Fandom Apps Take your favorite fandoms with you and never miss a beat. Branagh plays Poirot just a little bit camp, too, embracing a sentimental side of the character that we’ve rarely seen without becoming too self-serious. He walks normally! 5. 3. Even Paul McCartney Has Made a Quarantine Album, If You Can’t Write a Good Joke, Jay Jurden Isn’t Listening, An executive allegedly told her, “Don’t you have enough?”, Julien Baker Remains Devastating on New Song ‘Faith Healer’. And his mustache is one of the more unremarkable in recorded mustache history. Famous as much for his magnificent moustaches as his little grey cells. The role hasn’t really aged well, as a good portion of the jokes are racist stereotypes about his inability to understand English. And his surroundings are just as joy-inducing: Lumet’s film featured a cast of stars so bright (including Lauren Bacall, Michael York, Sean Connery, Anthony Perkins, and Ingrid Bergman, who won her third Oscar for the film), you could go blind watching it. Most gallingly, he announces, “You can call me Hercule!” Straight-up nonsense: No one has ever called him “Hercule.” Mon dieu! Hercule Poirot - The Mystery of the Blue Train About Hercule Poirot Hercule Poirot: the world-renowned, moustachioed Belgian private detective, unsurpassed in his intelligence and understanding of the criminal mind, respected and admired by police forces and heads of state across the globe.
Andrew Sachs, Revenge of the Pink Panther, 1978. Holm’s Poirot seems more furious and sad, as he’s facing his “death,” and his theatrical presentation of his crime-solving is imbued with more pathos because of the meta-framework. Andrew Sachs is perhaps best known for his role as the bumbling Spanish hotel staffer, Manuel, in the Britcom Fawlty Towers, created by John Cleese and Connie Booth. Standing at a diminutive 5’4” – although there have been various interpretations of this on stage and screen – Poirot’s described in writing as having an egg-shaped head, often tilted to one side, and eyes that shine green when he’s excited.
For the purpose of this “suspect list,” the actors will be evaluated on how well they measure up to the hallmarks of Poirot’s character: fastidiousness (as Poirot’s Watson, Captain Hastings, says of his preference for cleanliness in The Mysterious Affair at Styles, “I believe a speck of dust would have caused him more pain than a bullet wound”); mustache (“upward curled,” writes Christie in Murder on the Orient Express); little grey cells (how he regularly refers to his shrewd intuition); voice (he’s Belgian, but constantly corrects people for mistakenly thinking him French); walk (a “rapid, mincing gait, with his feet tightly and painfully enclosed within his patent leather boots,” writes Christie in Hallowe’en Party); and general appearance (“a little man with enormous mustaches,” writes Christie in Murder, “with an egg-shaped head”). 8.
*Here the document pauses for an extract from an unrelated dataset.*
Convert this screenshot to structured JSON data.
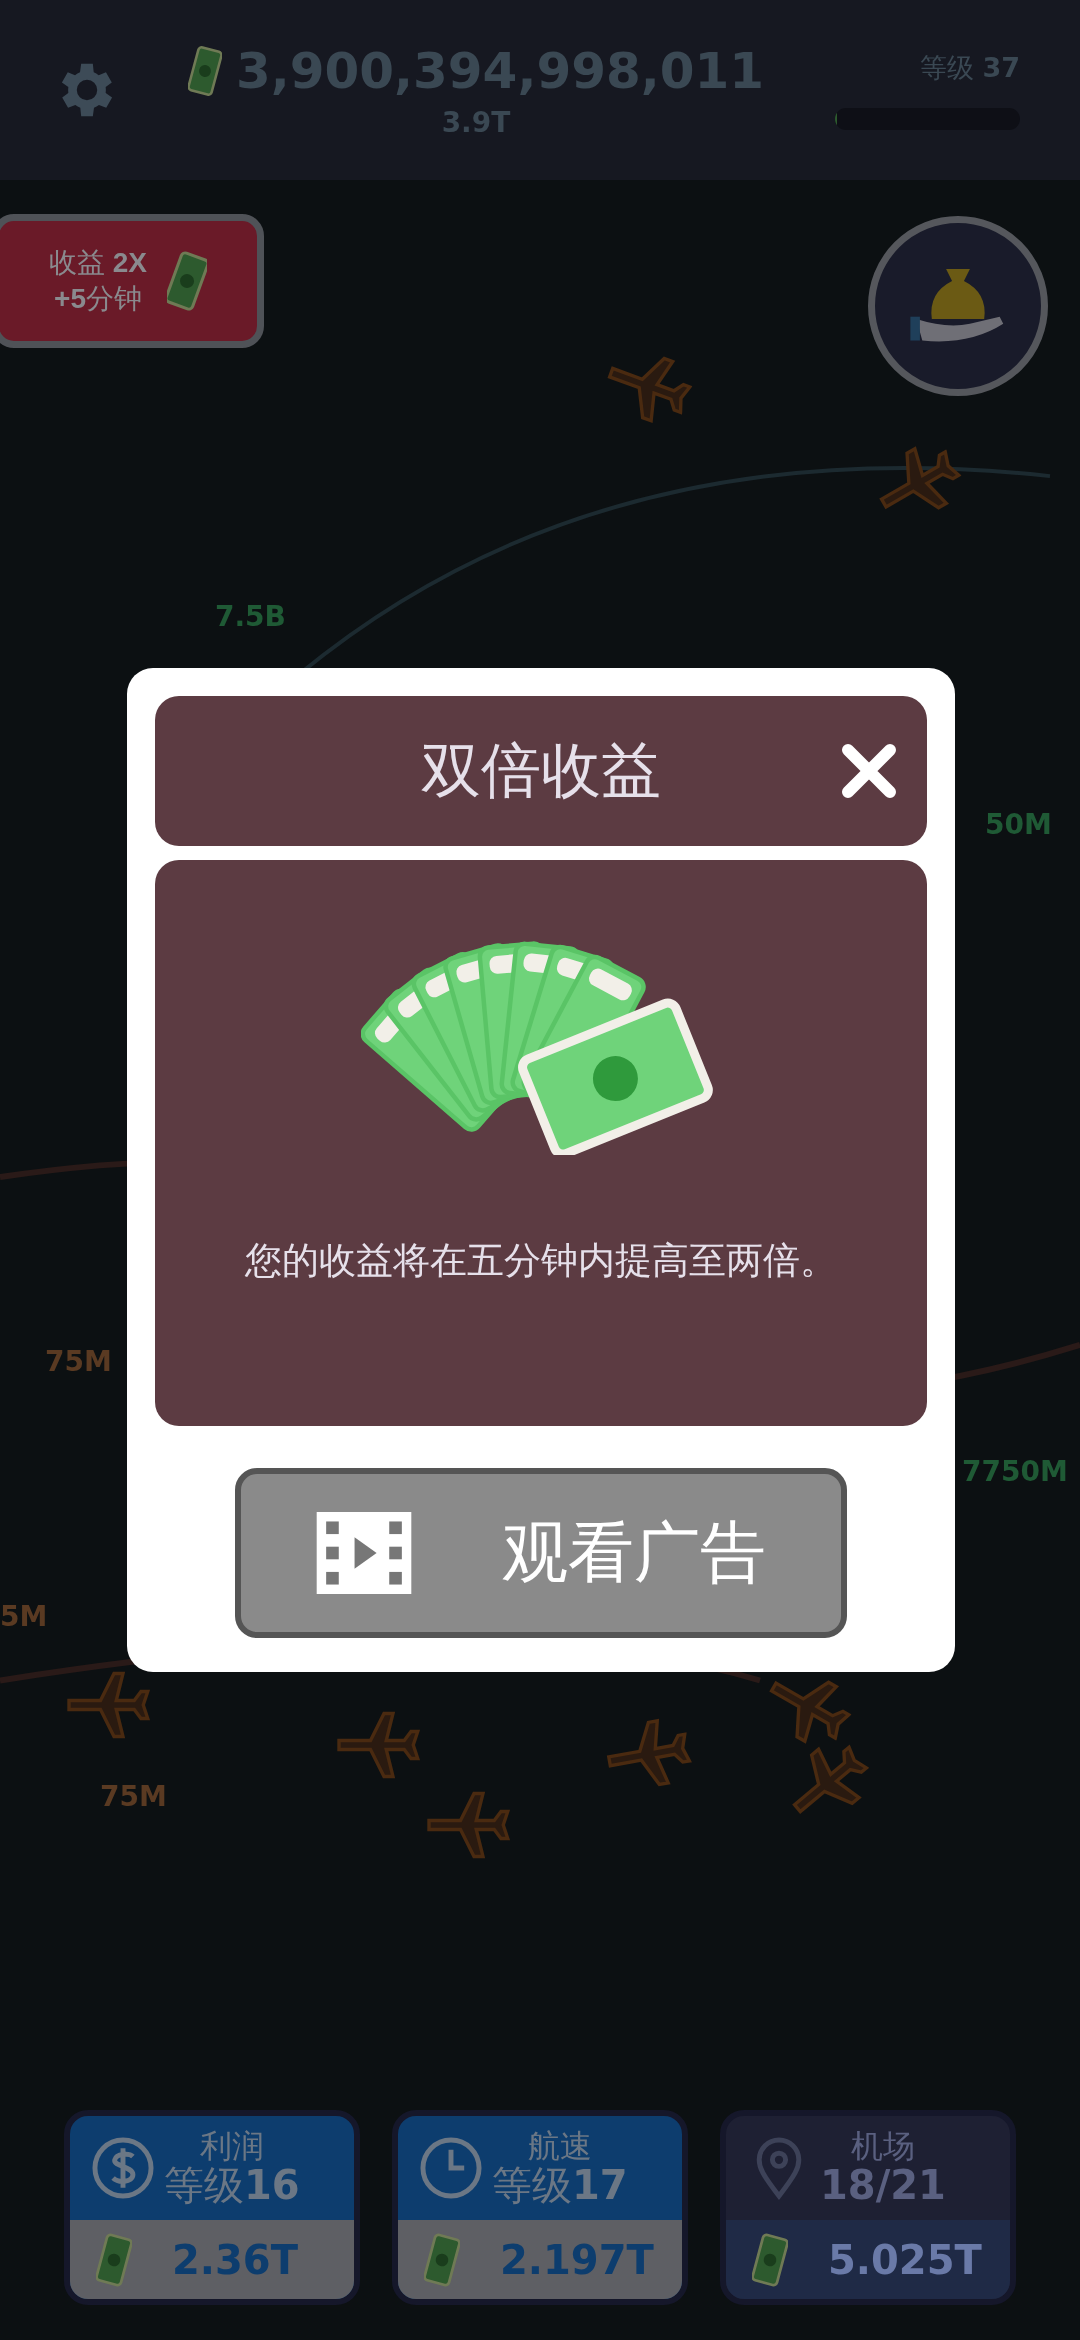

This makes his performance less amusing, more a character worthy of serious consideration.
Truly modernizing Poirot was not a good idea; attempts to graft Agatha Christie’s formulas into a more explicitly modern world were ill-advised. If you’ve also been going about life on the verge of tears, maybe skip this clip. Photo: Nicola Dove/Twentieth Century Fox Film Corporation. He dresses very precisely, and takes the utmost pride in his appearance. His Poirot doesn’t smile — but who would, knowing their end was near? Albert Finney is the only actor to play Poirot and garner an Academy Award nomination, and Sidney Lumet’s adaptation of Orient Express was proof that the public was still interested in Christie’s work. Perhaps even more famous than the man himself, is his moustache. D&D Beyond
In a proto–Stranger Than Fiction turn of events, Hercule Poirot himself appears at the door, ready to fight for his “life.” Ian Holm (Alien, The Lord of the Rings) as Poirot is up against Peggy Ashcroft’s Christie in a fairly fascinating little production, an interesting exploration between author and creation, artist and commerce.